If you think recent presidential campaigns have been full of rancor, sleaze and controversy, wait until you read about the election of 1800. You had two heavyweight candidates: Thomas Jefferson of the Republican Party and the incumbent John Adams of the Federalist Party.

One of the big issues in the campaign was the role and size of the federal government. Sound familiar? To learn more, read "A Magnificent Catastrophe: The Tumultuous Election of 1800, America's First Presidential Campaign," by Edward Larson and "Adams vs Jefferson," by John Ferling.


This election took place with the Civil War looming. There were four contenders: Stephen Douglas, a Democrat from Illinois; John Breckenridge, a Democrat from Kentucky; John Bell, Constitutional Union Party nominee from Tennessee; and Abraham Lincoln, Republican from Illinois. ("Team of Rivals: The Political Genius of Abraham Lincoln," by Doris Kearns Goodwin; "Lincoln," by David Herbert Donald).

How Lincoln became the Republican nominee at all is itself a fascinating story. ("The Great Comeback: How Abraham Lincoln Beat the Odds to Win the 1860 Republican Nomination," by Gary Ecelbarger)

Another is the calamitous period between Lincoln's victory in November 1860 and his inauguration in March 1861. ("Lincoln: President-Elect: Abraham Lincoln and the Great Secession Winter," 1860-1861 by Harold Holzer)


One of the most interesting presidential elections in American history occurred in 1912 when former President Theodore Roosevelt (Bull Moose), incumbent President William Howard Taft (Republican), Woodrow Wilson (Democrat) and Eugene Debs (Socialist) competed in the November 1912 election.

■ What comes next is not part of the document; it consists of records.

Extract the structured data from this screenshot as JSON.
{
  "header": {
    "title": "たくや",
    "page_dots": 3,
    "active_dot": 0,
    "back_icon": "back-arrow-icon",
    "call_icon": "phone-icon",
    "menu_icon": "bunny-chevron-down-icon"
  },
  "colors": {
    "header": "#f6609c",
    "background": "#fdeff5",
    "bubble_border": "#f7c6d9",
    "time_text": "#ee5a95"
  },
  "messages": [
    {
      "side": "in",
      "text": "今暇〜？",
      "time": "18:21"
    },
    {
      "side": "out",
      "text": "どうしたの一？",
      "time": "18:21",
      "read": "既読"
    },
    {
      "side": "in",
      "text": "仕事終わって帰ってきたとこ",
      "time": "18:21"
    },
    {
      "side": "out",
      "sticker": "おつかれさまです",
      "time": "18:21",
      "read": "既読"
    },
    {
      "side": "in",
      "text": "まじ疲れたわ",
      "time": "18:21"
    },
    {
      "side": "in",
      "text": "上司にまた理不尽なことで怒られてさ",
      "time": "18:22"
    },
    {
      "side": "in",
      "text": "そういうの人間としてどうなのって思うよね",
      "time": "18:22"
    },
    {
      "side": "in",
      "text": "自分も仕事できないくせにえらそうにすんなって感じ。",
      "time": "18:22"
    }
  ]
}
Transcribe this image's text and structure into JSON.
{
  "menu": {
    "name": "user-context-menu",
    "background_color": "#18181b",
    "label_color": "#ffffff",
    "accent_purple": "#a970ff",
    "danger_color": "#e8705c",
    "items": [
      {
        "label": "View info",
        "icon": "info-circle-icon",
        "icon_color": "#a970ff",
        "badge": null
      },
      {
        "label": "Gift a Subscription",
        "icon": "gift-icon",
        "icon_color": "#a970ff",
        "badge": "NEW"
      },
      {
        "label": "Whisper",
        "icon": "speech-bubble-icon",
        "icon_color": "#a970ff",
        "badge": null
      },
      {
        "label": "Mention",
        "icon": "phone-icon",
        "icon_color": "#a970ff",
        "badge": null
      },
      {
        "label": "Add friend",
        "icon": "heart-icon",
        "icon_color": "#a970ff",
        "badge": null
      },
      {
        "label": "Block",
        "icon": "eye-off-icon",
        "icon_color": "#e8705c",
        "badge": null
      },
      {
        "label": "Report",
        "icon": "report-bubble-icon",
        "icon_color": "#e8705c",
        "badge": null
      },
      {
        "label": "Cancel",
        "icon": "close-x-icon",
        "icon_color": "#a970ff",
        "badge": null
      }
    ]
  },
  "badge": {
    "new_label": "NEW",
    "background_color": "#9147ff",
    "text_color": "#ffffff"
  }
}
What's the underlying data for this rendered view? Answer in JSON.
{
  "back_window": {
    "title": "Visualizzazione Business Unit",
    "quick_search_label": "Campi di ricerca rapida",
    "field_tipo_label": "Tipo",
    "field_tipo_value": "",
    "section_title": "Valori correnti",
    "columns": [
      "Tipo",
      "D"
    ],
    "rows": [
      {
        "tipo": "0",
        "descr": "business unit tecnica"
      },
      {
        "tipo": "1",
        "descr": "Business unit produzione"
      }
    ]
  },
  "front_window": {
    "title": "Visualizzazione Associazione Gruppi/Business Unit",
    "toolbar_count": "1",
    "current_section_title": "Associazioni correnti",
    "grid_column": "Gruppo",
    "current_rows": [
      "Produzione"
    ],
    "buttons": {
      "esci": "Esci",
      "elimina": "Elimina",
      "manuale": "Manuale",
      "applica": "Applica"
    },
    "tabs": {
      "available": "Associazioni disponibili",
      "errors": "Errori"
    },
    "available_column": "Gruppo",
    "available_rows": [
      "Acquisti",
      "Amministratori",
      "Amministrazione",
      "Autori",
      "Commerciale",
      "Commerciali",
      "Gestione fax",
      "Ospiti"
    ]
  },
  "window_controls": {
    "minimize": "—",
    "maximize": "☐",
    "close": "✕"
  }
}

At one time, Roosevelt and Taft were both Republicans and the best of friends. Things changed during Taft's term. Read about it in "1912: Wilson, Roosevelt, Taft and Debs -- The Election that Changed the Country," by James Chace.


These days, there are a plethora of polls that come out before elections. Are they accurate? Do they really reflect the mood of the country? In 1948, pundits and polls predicted that Thomas Dewey, Republican governor of New York, would defeat President Truman. Dewey may have been over-confident, as was the Chicago Daily Tribune, which ran the front-page headline "Dewey defeats Truman." See "The Upset That Wasn't: Harry S. Truman and the Crucial Election of 1948," by Harold Gullan; and "1948: Harry Truman's Improbable Victory and the Year That Transformed America's Role in the World," by David Pietrusza.